sexta-feira, abril 27, 2012

Metals boom reflected in financial crisis

Metals experts gathered in Lisbon this week for the annual meetings of the  International Study Groups  on nickel, lead, zinc and copper.   The Goverment representatives from a large number of countries also participated in a joint seminar on  "How Society Benefits from Mining and Metals Production".

These International Study Groups are autonomous, intergovernmental organizations established two decades ago and located in Lisbon, Portugal. Membership comprises of metal producing, using and trading countries.

Their main objectives are to collect and publish improved statistics on the relevant commodity markets (including production, usage or consumption, trade, stocks, prices and other statistics such as recycling) , with the aim of improving market transparency.  They also publish other information, such as data on industry facilities and environmental regulations. 

Metal commodity prices have been on a sharply rising trend, which some analysts call a "super-cycle" driven by the quantum jump in demand from rapidly industrializing countries, the so-called "China Pull".  
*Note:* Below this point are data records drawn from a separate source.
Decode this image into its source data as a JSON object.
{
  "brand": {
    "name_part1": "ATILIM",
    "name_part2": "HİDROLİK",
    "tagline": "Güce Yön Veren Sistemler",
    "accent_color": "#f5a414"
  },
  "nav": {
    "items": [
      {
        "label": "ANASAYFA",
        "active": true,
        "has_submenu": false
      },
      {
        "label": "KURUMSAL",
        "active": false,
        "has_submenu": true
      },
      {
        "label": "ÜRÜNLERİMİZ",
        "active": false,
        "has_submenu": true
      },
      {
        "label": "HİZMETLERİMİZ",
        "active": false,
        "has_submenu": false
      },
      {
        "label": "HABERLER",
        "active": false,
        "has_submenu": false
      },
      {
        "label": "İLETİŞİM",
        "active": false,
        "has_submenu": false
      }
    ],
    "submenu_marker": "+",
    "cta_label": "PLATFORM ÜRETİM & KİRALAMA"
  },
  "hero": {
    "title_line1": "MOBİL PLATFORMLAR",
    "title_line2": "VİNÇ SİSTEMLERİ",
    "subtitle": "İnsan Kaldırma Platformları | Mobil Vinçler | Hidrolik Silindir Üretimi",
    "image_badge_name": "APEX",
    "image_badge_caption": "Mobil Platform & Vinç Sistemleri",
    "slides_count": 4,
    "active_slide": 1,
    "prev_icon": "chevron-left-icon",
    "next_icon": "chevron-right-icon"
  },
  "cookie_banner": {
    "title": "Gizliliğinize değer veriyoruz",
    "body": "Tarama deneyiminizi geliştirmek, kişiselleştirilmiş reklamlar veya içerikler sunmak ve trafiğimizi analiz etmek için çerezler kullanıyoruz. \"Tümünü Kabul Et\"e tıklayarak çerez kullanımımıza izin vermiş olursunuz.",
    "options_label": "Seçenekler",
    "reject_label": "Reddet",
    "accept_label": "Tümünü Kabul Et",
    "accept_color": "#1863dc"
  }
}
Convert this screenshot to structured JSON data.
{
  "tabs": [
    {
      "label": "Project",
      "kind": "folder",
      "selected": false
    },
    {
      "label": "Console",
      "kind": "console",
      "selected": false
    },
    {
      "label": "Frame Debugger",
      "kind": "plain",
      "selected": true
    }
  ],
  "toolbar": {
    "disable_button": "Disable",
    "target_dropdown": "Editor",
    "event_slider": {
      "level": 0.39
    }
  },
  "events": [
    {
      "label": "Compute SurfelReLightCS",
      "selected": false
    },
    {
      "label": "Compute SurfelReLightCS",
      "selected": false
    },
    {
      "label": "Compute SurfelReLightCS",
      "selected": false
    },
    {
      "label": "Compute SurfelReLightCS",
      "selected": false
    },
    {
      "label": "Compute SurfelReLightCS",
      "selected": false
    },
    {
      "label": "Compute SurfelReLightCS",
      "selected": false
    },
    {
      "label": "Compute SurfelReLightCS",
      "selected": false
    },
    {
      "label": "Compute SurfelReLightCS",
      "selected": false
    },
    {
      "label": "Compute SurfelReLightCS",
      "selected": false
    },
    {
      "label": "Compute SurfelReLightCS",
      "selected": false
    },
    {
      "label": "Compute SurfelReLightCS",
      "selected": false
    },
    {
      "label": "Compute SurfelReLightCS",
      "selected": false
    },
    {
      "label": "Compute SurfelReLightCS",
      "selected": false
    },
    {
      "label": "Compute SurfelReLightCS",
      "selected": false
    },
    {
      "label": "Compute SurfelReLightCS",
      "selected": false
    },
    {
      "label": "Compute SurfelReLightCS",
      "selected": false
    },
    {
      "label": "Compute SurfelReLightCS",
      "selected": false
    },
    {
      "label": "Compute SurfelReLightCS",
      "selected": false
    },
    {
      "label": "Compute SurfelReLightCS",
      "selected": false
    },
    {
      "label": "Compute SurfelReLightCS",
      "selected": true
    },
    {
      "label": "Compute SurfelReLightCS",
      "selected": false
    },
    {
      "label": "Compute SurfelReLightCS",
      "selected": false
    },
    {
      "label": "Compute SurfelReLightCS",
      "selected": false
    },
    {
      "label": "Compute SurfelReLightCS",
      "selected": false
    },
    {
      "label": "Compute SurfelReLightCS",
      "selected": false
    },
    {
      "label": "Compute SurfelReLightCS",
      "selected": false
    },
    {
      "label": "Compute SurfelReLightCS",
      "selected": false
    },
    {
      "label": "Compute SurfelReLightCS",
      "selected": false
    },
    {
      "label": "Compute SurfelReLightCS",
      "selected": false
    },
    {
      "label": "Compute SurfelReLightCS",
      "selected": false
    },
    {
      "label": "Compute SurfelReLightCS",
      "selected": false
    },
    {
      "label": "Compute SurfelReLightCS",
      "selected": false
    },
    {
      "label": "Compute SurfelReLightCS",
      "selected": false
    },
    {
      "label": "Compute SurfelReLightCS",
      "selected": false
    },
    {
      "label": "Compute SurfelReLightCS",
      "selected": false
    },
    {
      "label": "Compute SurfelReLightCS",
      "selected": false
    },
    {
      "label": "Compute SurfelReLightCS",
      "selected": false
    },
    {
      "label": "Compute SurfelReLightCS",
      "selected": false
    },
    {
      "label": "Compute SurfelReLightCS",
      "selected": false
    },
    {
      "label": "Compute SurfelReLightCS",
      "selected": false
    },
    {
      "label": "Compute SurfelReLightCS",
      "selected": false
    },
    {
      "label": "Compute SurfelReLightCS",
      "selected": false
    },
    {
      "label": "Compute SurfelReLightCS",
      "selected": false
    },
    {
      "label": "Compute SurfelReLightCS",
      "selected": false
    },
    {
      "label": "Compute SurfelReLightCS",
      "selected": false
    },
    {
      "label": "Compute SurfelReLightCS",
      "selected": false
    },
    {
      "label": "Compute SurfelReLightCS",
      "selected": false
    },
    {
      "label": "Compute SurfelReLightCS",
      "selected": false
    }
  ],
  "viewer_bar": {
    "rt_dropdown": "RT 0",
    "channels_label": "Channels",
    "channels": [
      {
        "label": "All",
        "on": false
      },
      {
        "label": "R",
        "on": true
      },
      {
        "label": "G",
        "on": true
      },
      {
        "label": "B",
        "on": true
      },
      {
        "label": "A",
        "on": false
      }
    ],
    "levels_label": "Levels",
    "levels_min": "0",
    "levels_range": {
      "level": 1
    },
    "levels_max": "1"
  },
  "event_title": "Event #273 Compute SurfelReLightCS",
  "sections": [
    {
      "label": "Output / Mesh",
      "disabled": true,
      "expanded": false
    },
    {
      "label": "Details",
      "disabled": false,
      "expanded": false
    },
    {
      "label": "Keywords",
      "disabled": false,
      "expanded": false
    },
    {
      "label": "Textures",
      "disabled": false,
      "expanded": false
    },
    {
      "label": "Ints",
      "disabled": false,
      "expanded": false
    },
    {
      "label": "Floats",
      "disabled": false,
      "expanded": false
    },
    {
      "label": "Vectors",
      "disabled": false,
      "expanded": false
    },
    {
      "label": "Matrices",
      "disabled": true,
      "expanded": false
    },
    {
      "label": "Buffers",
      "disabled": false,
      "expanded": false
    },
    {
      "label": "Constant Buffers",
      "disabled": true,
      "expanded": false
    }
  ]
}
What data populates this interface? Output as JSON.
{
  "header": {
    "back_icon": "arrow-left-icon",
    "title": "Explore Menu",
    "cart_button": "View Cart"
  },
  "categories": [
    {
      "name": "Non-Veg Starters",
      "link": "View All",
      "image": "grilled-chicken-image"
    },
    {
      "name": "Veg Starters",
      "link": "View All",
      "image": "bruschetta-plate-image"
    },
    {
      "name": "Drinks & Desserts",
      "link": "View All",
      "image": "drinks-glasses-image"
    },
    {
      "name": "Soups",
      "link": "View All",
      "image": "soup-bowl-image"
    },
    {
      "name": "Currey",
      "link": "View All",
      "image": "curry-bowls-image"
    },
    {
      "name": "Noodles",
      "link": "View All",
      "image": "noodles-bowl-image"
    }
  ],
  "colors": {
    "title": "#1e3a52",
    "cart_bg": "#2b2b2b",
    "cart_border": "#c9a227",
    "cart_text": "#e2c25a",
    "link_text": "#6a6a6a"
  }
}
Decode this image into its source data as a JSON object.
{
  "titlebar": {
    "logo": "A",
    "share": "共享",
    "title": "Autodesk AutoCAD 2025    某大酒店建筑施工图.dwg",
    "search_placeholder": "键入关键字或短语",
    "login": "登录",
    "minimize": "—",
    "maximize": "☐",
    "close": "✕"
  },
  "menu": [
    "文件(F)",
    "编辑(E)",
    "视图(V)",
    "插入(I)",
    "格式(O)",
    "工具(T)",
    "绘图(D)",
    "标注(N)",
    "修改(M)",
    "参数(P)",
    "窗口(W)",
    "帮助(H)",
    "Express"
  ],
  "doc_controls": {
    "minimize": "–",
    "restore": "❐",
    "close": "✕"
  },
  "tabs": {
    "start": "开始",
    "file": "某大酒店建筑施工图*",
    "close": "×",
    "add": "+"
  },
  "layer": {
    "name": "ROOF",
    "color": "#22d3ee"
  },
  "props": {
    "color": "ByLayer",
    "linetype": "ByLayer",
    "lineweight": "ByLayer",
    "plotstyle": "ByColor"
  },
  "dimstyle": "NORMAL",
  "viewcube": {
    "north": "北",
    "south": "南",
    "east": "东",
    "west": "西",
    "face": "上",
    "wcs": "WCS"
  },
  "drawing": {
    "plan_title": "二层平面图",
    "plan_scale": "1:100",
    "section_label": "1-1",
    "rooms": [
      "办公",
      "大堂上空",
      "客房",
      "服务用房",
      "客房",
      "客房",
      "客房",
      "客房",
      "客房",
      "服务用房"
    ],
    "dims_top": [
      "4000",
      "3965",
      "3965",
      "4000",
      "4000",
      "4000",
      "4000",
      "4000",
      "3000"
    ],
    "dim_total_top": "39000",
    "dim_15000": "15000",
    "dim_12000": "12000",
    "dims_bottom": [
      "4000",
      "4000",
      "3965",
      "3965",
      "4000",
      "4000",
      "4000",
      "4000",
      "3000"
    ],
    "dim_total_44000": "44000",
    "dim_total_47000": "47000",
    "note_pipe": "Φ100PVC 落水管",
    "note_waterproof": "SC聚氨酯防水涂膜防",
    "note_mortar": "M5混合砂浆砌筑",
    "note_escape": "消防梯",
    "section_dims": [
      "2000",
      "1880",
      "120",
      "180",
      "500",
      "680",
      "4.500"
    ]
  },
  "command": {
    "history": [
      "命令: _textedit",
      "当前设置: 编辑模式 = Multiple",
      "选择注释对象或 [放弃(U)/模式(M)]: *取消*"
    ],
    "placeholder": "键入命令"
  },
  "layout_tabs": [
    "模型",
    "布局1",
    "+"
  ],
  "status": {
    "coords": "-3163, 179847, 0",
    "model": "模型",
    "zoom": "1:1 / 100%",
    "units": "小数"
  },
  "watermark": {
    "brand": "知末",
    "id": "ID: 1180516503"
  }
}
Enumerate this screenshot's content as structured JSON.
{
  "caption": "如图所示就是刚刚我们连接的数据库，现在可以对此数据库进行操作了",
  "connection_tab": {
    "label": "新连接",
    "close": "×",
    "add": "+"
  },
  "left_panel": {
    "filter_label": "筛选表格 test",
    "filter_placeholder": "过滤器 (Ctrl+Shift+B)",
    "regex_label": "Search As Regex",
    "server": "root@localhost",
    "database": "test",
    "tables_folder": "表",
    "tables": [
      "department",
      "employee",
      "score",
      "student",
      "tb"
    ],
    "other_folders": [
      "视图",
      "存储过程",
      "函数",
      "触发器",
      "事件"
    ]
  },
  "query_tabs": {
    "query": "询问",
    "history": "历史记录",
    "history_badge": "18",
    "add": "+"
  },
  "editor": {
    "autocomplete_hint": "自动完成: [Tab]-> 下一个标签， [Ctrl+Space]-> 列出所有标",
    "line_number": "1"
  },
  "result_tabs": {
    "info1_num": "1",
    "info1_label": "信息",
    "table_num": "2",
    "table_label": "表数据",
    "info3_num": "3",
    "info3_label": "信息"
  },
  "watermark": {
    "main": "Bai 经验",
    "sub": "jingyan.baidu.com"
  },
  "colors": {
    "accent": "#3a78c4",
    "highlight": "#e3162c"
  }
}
This phenomenon is then reflected in the "China Push", which contributes to the balance of payments crises felt in net importing countries, big (USA) and small (Portugal).  

Mining projects are notoriously complex, and with long gestation periods (planning, financing and construction phases), so supply tends to be somewhat inelastic, contributing to price volatility. With the credit contraction, mining promoters lost access to traditional project debt,  but hight prices made it possible to increase the equity component well above the usual 40-50%.  Other financing packages include  commodity loans with repayment-in-kind (ex. gold loans), including o "Angola model".

See presentation by Mariana Abrantes de Sousa  in
See the press release
For copper, see,
For nickel, see,
For lead and zinc, see,